(DATA PROVIDED)
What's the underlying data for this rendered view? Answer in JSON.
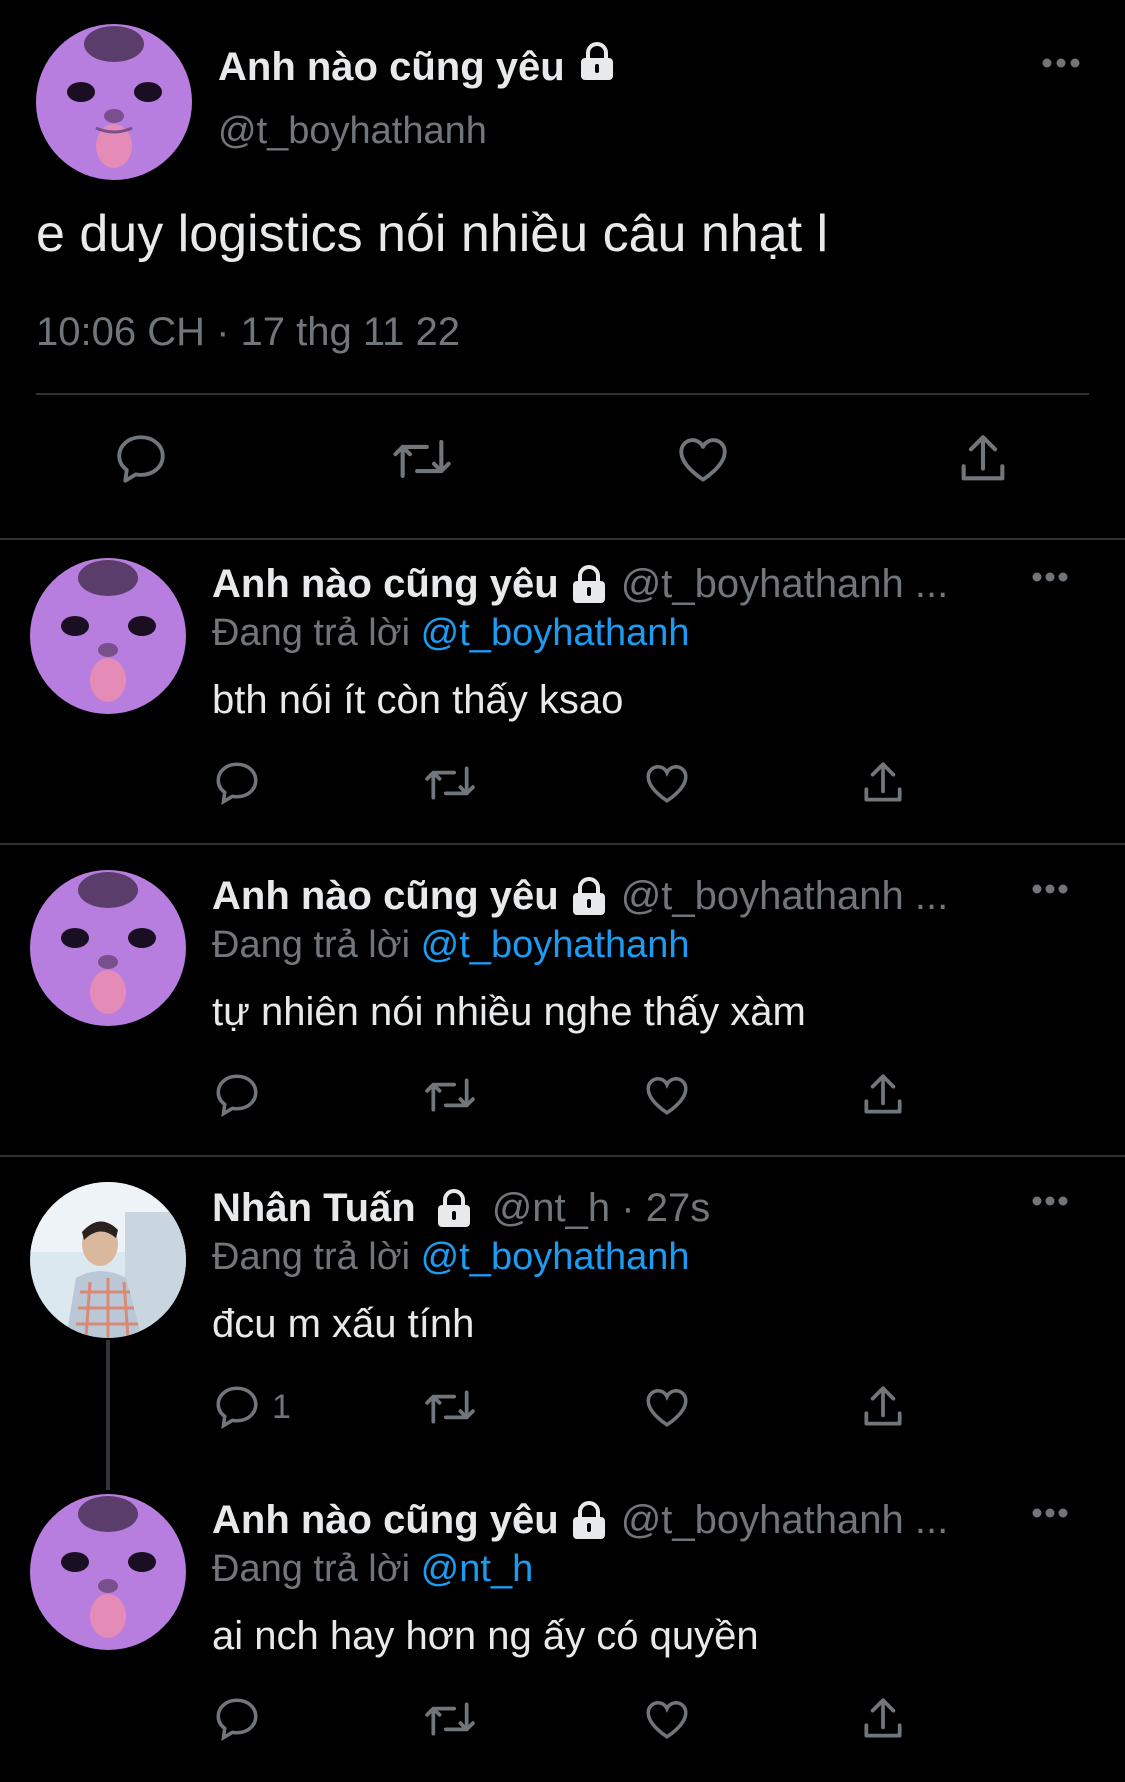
{
  "main_tweet": {
    "name": "Anh nào cũng yêu",
    "handle": "@t_boyhathanh",
    "text": "e duy logistics nói nhiều câu nhạt l",
    "timestamp": "10:06 CH · 17 thg 11 22",
    "icons": [
      "lock-icon",
      "more-icon",
      "reply-icon",
      "retweet-icon",
      "like-icon",
      "share-icon"
    ]
  },
  "replies": [
    {
      "name": "Anh nào cũng yêu",
      "handle": "@t_boyhathanh ...",
      "replying_prefix": "Đang trả lời",
      "replying_to": "@t_boyhathanh",
      "text": "bth nói ít còn thấy ksao",
      "reply_count": ""
    },
    {
      "name": "Anh nào cũng yêu",
      "handle": "@t_boyhathanh ...",
      "replying_prefix": "Đang trả lời",
      "replying_to": "@t_boyhathanh",
      "text": "tự nhiên nói nhiều nghe thấy xàm",
      "reply_count": ""
    },
    {
      "name": "Nhân Tuấn",
      "handle": "@nt_h · 27s",
      "replying_prefix": "Đang trả lời",
      "replying_to": "@t_boyhathanh",
      "text": "đcu m xấu tính",
      "reply_count": "1"
    },
    {
      "name": "Anh nào cũng yêu",
      "handle": "@t_boyhathanh ...",
      "replying_prefix": "Đang trả lời",
      "replying_to": "@nt_h",
      "text": "ai nch hay hơn ng ấy có quyền",
      "reply_count": ""
    }
  ],
  "colors": {
    "background": "#000000",
    "text": "#e7e9ea",
    "muted": "#71767b",
    "link": "#1d9bf0",
    "avatar_cat": "#b77ee0"
  }
}
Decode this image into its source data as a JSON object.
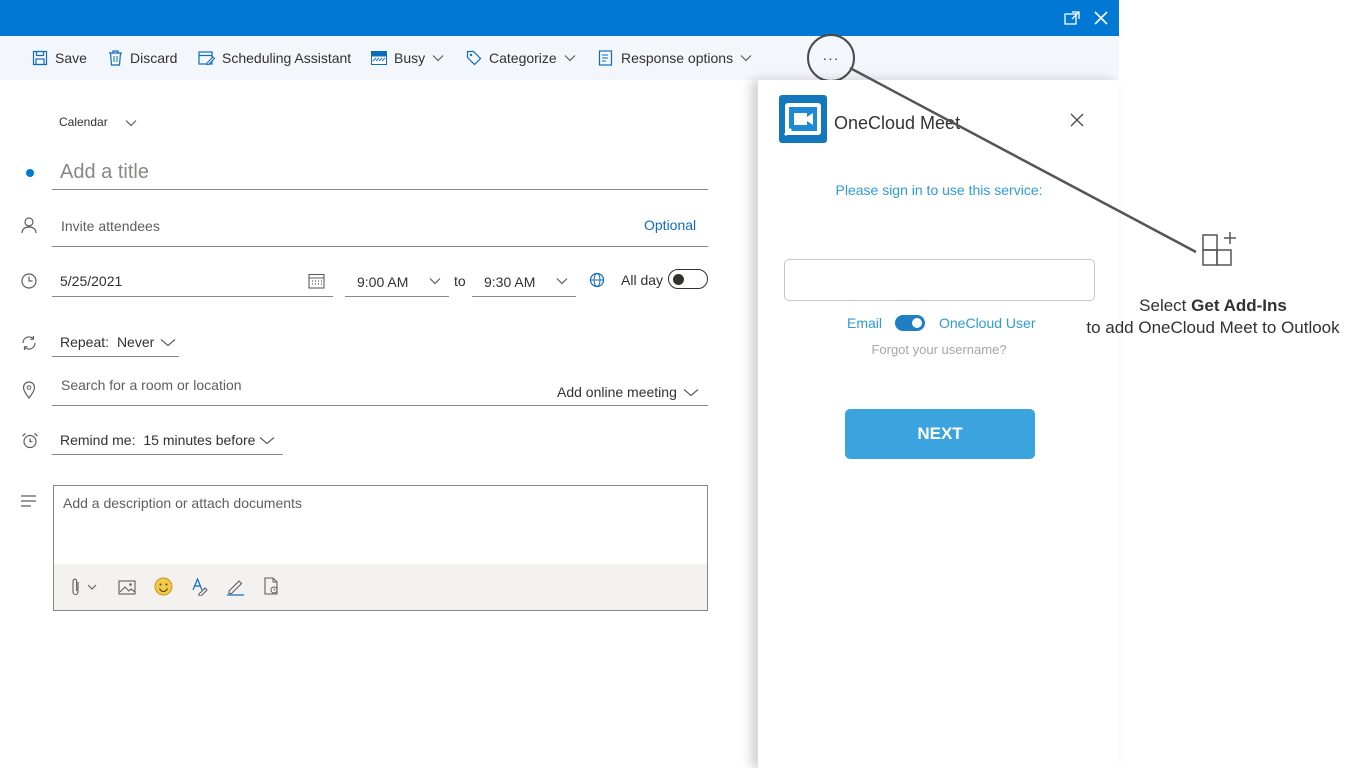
{
  "toolbar": {
    "save": "Save",
    "discard": "Discard",
    "scheduling": "Scheduling Assistant",
    "busy": "Busy",
    "categorize": "Categorize",
    "response": "Response options",
    "more": "···"
  },
  "form": {
    "calendar": "Calendar",
    "title_placeholder": "Add a title",
    "attendees_placeholder": "Invite attendees",
    "optional": "Optional",
    "date": "5/25/2021",
    "start_time": "9:00 AM",
    "to": "to",
    "end_time": "9:30 AM",
    "all_day": "All day",
    "repeat_label": "Repeat:",
    "repeat_value": "Never",
    "location_placeholder": "Search for a room or location",
    "online_meeting": "Add online meeting",
    "remind_label": "Remind me:",
    "remind_value": "15 minutes before",
    "description_placeholder": "Add a description or attach documents"
  },
  "addin": {
    "name": "OneCloud Meet",
    "signin_prompt": "Please sign in to use this service:",
    "username_value": "",
    "toggle_left": "Email",
    "toggle_right": "OneCloud User",
    "forgot": "Forgot your username?",
    "next": "NEXT"
  },
  "callout": {
    "select": "Select",
    "bold": "Get Add-Ins",
    "line2": "to add OneCloud Meet to Outlook"
  },
  "colors": {
    "accent": "#0078d4",
    "addin_blue": "#2e9bd6",
    "next_button": "#3ba3dd"
  }
}
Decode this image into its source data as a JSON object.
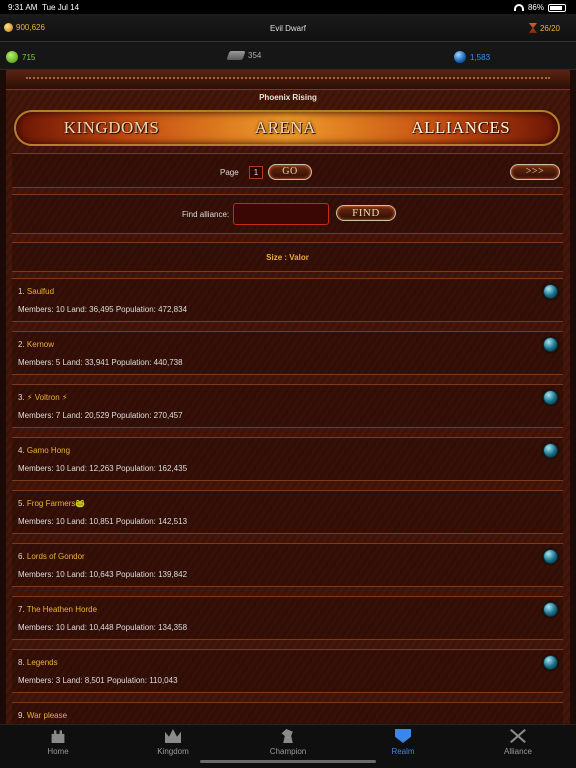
{
  "status": {
    "time": "9:31 AM",
    "date": "Tue Jul 14",
    "battery": "86%",
    "battery_level": 0.86
  },
  "top": {
    "gold": "900,626",
    "title": "Evil Dwarf",
    "turns": "26/20"
  },
  "resources": {
    "food": "715",
    "stone": "354",
    "mana": "1,583"
  },
  "realm_name": "Phoenix Rising",
  "tabs": [
    {
      "label": "KINGDOMS",
      "active": false
    },
    {
      "label": "ARENA",
      "active": false
    },
    {
      "label": "ALLIANCES",
      "active": true
    }
  ],
  "pager": {
    "label": "Page",
    "page": "1",
    "go_label": "GO",
    "next_label": ">>>"
  },
  "search": {
    "label": "Find alliance:",
    "value": "",
    "placeholder": "",
    "find_label": "FIND"
  },
  "sort": {
    "text": "Size   :   Valor"
  },
  "alliances": [
    {
      "rank": "1.",
      "name": "Saulfud",
      "stats": "Members: 10 Land: 36,495 Population: 472,834",
      "gem": true
    },
    {
      "rank": "2.",
      "name": "Kernow",
      "stats": "Members: 5 Land: 33,941 Population: 440,738",
      "gem": true
    },
    {
      "rank": "3.",
      "name": "⚡ Voltron ⚡",
      "stats": "Members: 7 Land: 20,529 Population: 270,457",
      "gem": true
    },
    {
      "rank": "4.",
      "name": "Gamo Hong",
      "stats": "Members: 10 Land: 12,263 Population: 162,435",
      "gem": true
    },
    {
      "rank": "5.",
      "name": "Frog Farmers🐸",
      "stats": "Members: 10 Land: 10,851 Population: 142,513",
      "gem": false
    },
    {
      "rank": "6.",
      "name": "Lords of Gondor",
      "stats": "Members: 10 Land: 10,643 Population: 139,842",
      "gem": true
    },
    {
      "rank": "7.",
      "name": "The Heathen Horde",
      "stats": "Members: 10 Land: 10,448 Population: 134,358",
      "gem": true
    },
    {
      "rank": "8.",
      "name": "Legends",
      "stats": "Members: 3 Land: 8,501 Population: 110,043",
      "gem": true
    },
    {
      "rank": "9.",
      "name": "War please",
      "stats": "",
      "gem": false
    }
  ],
  "tabbar": [
    {
      "label": "Home",
      "icon": "castle-icon"
    },
    {
      "label": "Kingdom",
      "icon": "crown-icon"
    },
    {
      "label": "Champion",
      "icon": "horse-icon"
    },
    {
      "label": "Realm",
      "icon": "shield-icon",
      "active": true
    },
    {
      "label": "Alliance",
      "icon": "crossed-swords-icon"
    }
  ],
  "colors": {
    "accent_gold": "#e9b23a",
    "active_tab": "#3b86e6",
    "background": "#3b1208"
  }
}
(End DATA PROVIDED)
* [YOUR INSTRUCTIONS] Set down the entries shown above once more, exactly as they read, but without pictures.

* [EXERCISE SOLUTION]
What's the underlying data for this rendered view? Answer in JSON.
{
  "main_tweet": {
    "name": "Anh nào cũng yêu",
    "handle": "@t_boyhathanh",
    "text": "e duy logistics nói nhiều câu nhạt l",
    "timestamp": "10:06 CH · 17 thg 11 22",
    "icons": [
      "lock-icon",
      "more-icon",
      "reply-icon",
      "retweet-icon",
      "like-icon",
      "share-icon"
    ]
  },
  "replies": [
    {
      "name": "Anh nào cũng yêu",
      "handle": "@t_boyhathanh ...",
      "replying_prefix": "Đang trả lời",
      "replying_to": "@t_boyhathanh",
      "text": "bth nói ít còn thấy ksao",
      "reply_count": ""
    },
    {
      "name": "Anh nào cũng yêu",
      "handle": "@t_boyhathanh ...",
      "replying_prefix": "Đang trả lời",
      "replying_to": "@t_boyhathanh",
      "text": "tự nhiên nói nhiều nghe thấy xàm",
      "reply_count": ""
    },
    {
      "name": "Nhân Tuấn",
      "handle": "@nt_h · 27s",
      "replying_prefix": "Đang trả lời",
      "replying_to": "@t_boyhathanh",
      "text": "đcu m xấu tính",
      "reply_count": "1"
    },
    {
      "name": "Anh nào cũng yêu",
      "handle": "@t_boyhathanh ...",
      "replying_prefix": "Đang trả lời",
      "replying_to": "@nt_h",
      "text": "ai nch hay hơn ng ấy có quyền",
      "reply_count": ""
    }
  ],
  "colors": {
    "background": "#000000",
    "text": "#e7e9ea",
    "muted": "#71767b",
    "link": "#1d9bf0",
    "avatar_cat": "#b77ee0"
  }
}
Decode this image into its source data as a JSON object.
{
  "toolbar": {
    "save": "Save",
    "discard": "Discard",
    "scheduling": "Scheduling Assistant",
    "busy": "Busy",
    "categorize": "Categorize",
    "response": "Response options",
    "more": "···"
  },
  "form": {
    "calendar": "Calendar",
    "title_placeholder": "Add a title",
    "attendees_placeholder": "Invite attendees",
    "optional": "Optional",
    "date": "5/25/2021",
    "start_time": "9:00 AM",
    "to": "to",
    "end_time": "9:30 AM",
    "all_day": "All day",
    "repeat_label": "Repeat:",
    "repeat_value": "Never",
    "location_placeholder": "Search for a room or location",
    "online_meeting": "Add online meeting",
    "remind_label": "Remind me:",
    "remind_value": "15 minutes before",
    "description_placeholder": "Add a description or attach documents"
  },
  "addin": {
    "name": "OneCloud Meet",
    "signin_prompt": "Please sign in to use this service:",
    "username_value": "",
    "toggle_left": "Email",
    "toggle_right": "OneCloud User",
    "forgot": "Forgot your username?",
    "next": "NEXT"
  },
  "callout": {
    "select": "Select",
    "bold": "Get Add-Ins",
    "line2": "to add OneCloud Meet to Outlook"
  },
  "colors": {
    "accent": "#0078d4",
    "addin_blue": "#2e9bd6",
    "next_button": "#3ba3dd"
  }
}
Decode this image into its source data as a JSON object.
{
  "status": {
    "time": "9:31 AM",
    "date": "Tue Jul 14",
    "battery": "86%",
    "battery_level": 0.86
  },
  "top": {
    "gold": "900,626",
    "title": "Evil Dwarf",
    "turns": "26/20"
  },
  "resources": {
    "food": "715",
    "stone": "354",
    "mana": "1,583"
  },
  "realm_name": "Phoenix Rising",
  "tabs": [
    {
      "label": "KINGDOMS",
      "active": false
    },
    {
      "label": "ARENA",
      "active": false
    },
    {
      "label": "ALLIANCES",
      "active": true
    }
  ],
  "pager": {
    "label": "Page",
    "page": "1",
    "go_label": "GO",
    "next_label": ">>>"
  },
  "search": {
    "label": "Find alliance:",
    "value": "",
    "placeholder": "",
    "find_label": "FIND"
  },
  "sort": {
    "text": "Size   :   Valor"
  },
  "alliances": [
    {
      "rank": "1.",
      "name": "Saulfud",
      "stats": "Members: 10 Land: 36,495 Population: 472,834",
      "gem": true
    },
    {
      "rank": "2.",
      "name": "Kernow",
      "stats": "Members: 5 Land: 33,941 Population: 440,738",
      "gem": true
    },
    {
      "rank": "3.",
      "name": "⚡ Voltron ⚡",
      "stats": "Members: 7 Land: 20,529 Population: 270,457",
      "gem": true
    },
    {
      "rank": "4.",
      "name": "Gamo Hong",
      "stats": "Members: 10 Land: 12,263 Population: 162,435",
      "gem": true
    },
    {
      "rank": "5.",
      "name": "Frog Farmers🐸",
      "stats": "Members: 10 Land: 10,851 Population: 142,513",
      "gem": false
    },
    {
      "rank": "6.",
      "name": "Lords of Gondor",
      "stats": "Members: 10 Land: 10,643 Population: 139,842",
      "gem": true
    },
    {
      "rank": "7.",
      "name": "The Heathen Horde",
      "stats": "Members: 10 Land: 10,448 Population: 134,358",
      "gem": true
    },
    {
      "rank": "8.",
      "name": "Legends",
      "stats": "Members: 3 Land: 8,501 Population: 110,043",
      "gem": true
    },
    {
      "rank": "9.",
      "name": "War please",
      "stats": "",
      "gem": false
    }
  ],
  "tabbar": [
    {
      "label": "Home",
      "icon": "castle-icon"
    },
    {
      "label": "Kingdom",
      "icon": "crown-icon"
    },
    {
      "label": "Champion",
      "icon": "horse-icon"
    },
    {
      "label": "Realm",
      "icon": "shield-icon",
      "active": true
    },
    {
      "label": "Alliance",
      "icon": "crossed-swords-icon"
    }
  ],
  "colors": {
    "accent_gold": "#e9b23a",
    "active_tab": "#3b86e6",
    "background": "#3b1208"
  }
}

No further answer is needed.